#3 Brand expression is limited

According to the Seller’s Handbook you have just a handful of options when it comes to sharing your brand and story with potential customers. Visually, you can add a cover photo, an “icon” and set four feature products. You can also add your story in the “About” section of your shop.

Combined that gives you about 2,500 X 1,500 pixels and 5,000 characters to differentiate you from thousands of competitors that have the same restrictions. And there are a many Etsy shops that do a phenomenal job with this limited space! We just don’t think it’s enough to communicate the soul of your creative business.

You’re a creative company, yet your storefront looks nearly identical to every other Etsy shop. It’s more than just your brand expression that’s limited, the very structure of your store is dictated by Etsy. This makes sense – they built the platform and designed the store pages, but creativepreneurs still get aggravated by the limited characters, categories and sorting options.

Beware – if you’re a creative, Etsy’s restrictive design may drive you crazy.

Lesser reasons

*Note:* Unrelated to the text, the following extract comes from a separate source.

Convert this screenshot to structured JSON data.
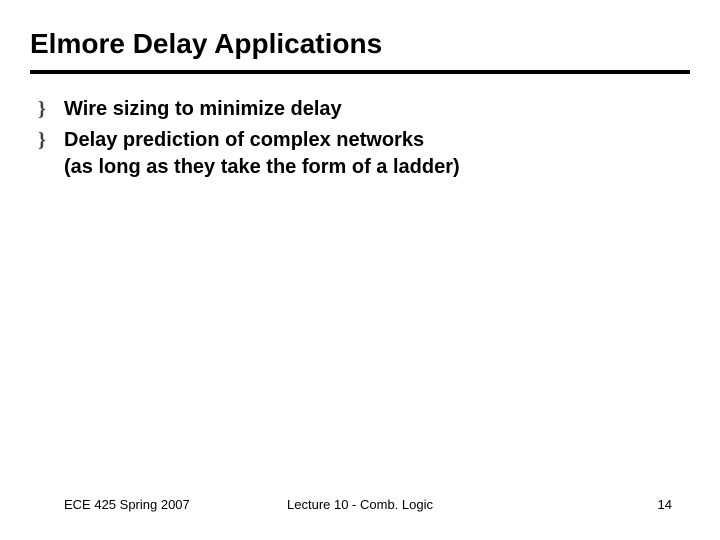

  1. Etsy charges you to list – having an Etsy shop isn’t free, even if you never make a sale.
  2. Your competition may not share the crafter spirit – a 2013 change to Etsy’s seller policy allows shops to manufacture their products through a third party
  3. Etsy controls search results – you’re at the mercy of Etsy’s algorithm. If it’s working in your favor, great! If not, too bad. A few things that can hurt your Etsy rankings is an incomplete shop profile  as well as location
  4. Shipping is restrictive – because shipping is baked into your Etsy pricing, you simply have less control over your shipping. Not a deal breaker but can be a pain

Like I said at the beginning, Etsy is great. However if Etsy is the only place you’re selling, you may run into problems (see above). We recommend having your own ecommerce site. You can still sell through Etsy, but you 1) mitigate the scary risks you take when Etsy is your only shop and 2) you have so many more creative and business options!


Now for the exciting part.
The pros of having your own site are :


1. Marketing, marketing and more marketing!

First, you can start narrowing the impact of those Instagram, etc. marketing efforts you’ve been doing and turn that conversion cylinder into a funnel. By directing buyers to your website they won’t get distracted by your Etsy competition and you have more control over their shopping experience.

Second, there are so many more options for outbound marketing. Start a blog, create a following and see them come back. Set up automated emails to follow up with past clients about their experience, offer them coupon codes on new products, just say hi. So many options!

2. You can experiment with your pricing model

With your own ecomm shop, you can totally open up your pricing model(s). Want to see if your customers will buy a subscription to your products? No problem, we’ll spin up a recurring product. Want to sell ad space or premium content? All possible through your own site.

3. Complete creative control over your brand

Fully express your brand in creative, webby ways. Instead of being limited to a cover photo and an About write up, your site can be the experience of your brand. Check out our post about the value of a strong digital brand.

4. Build company credibility

Your own site creates credibility for your company. On Etsy your buyers want your product but are trusting Etsy with their order, contributing credibility to Etsy. You’re the creator, customer support staff and fulfillment center – shouldn’t you get the credit?

Ready to start selling on your own website? Yes!

Tell us a bit more about your company.

Sophia Williams
No Comments

Post A Comment